What I’ve tried to do in my Atlantic article, and in most of my work these days, is raise questions in areas where people already think they know the answer, but may not. I try hard to resist the temptation to claim that everyone should simply embrace a different answer, but rather merely endeavor to show that there may be a different answer, or set of answers, that work, to some extent, in some situations, for some people. I want to provoke intelligent conversation on a subject where many or most people didn’t think there was anything to discuss. I want to open closed doors. But the Gorskis of the world treat intellectual doors as if it is their sworn duty to keep them tightly latched shut. They claim they’re defending science. I assure you they are not. Nothing more closely represents the spirit of science than open-mindedness and a determination to put biases aside and seek out the ways in which one might be wrong. Nothing is a bigger affront to the scientific spirit than to put all one’s might into trashing all arguments and evidence that threatens a preferred point of view. I estimate I’ve interviewed over a thousand scientists in my career, and the great majority of them were perfectly willing to confess their doubts, their hesitations, their concerns with being wrong, the questions that haunt their work and beliefs. The scientists who never give an inch when confronted with opposition to their claims and beliefs, who react with bile and disdain, who tear apart and take no prisoners, are as far as I can tell outliers, and are easily and best ignored. They can blog to their hearts’ content, and win a core of like-minded fans, but in the end they won’t do much harm. They’re noisy preachers to the choirs.
But here’s the biggest point I’d like to make about the alternative-medicine debate: Don’t take my word for it, don’t take the word of the Nobel Laureate or the top scientists I quote, don’t take the word of the alternative-medicine practitioners I quote, and please, please don’t take Gorski’s word for it. Go out and see for yourself. Talk to mainstream doctors, and alternative-medicine practitioners. Talk to people about their experiences with different types of treatments. Decide for yourself whether there isn’t something interesting going on with alternative medicine, something that seems to provide real help to some patients who were let down in some way by mainstream medicine. We don’t all have to agree on what exactly is going on here, or whether it is entirely a good thing.
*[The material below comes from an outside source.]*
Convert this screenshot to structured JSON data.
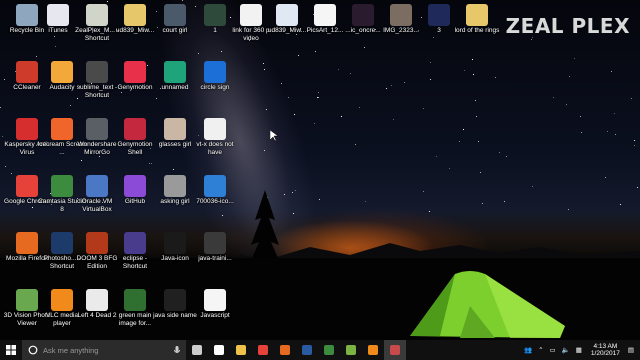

But I’ll bet you won’t end up thinking that, as Gorski and others assert, alternative medicine is a purely evil and harmful thing that must be crushed. But fair warning: You may end being called an alternative-medicine apologist. On the other hand, you’ll be in good company.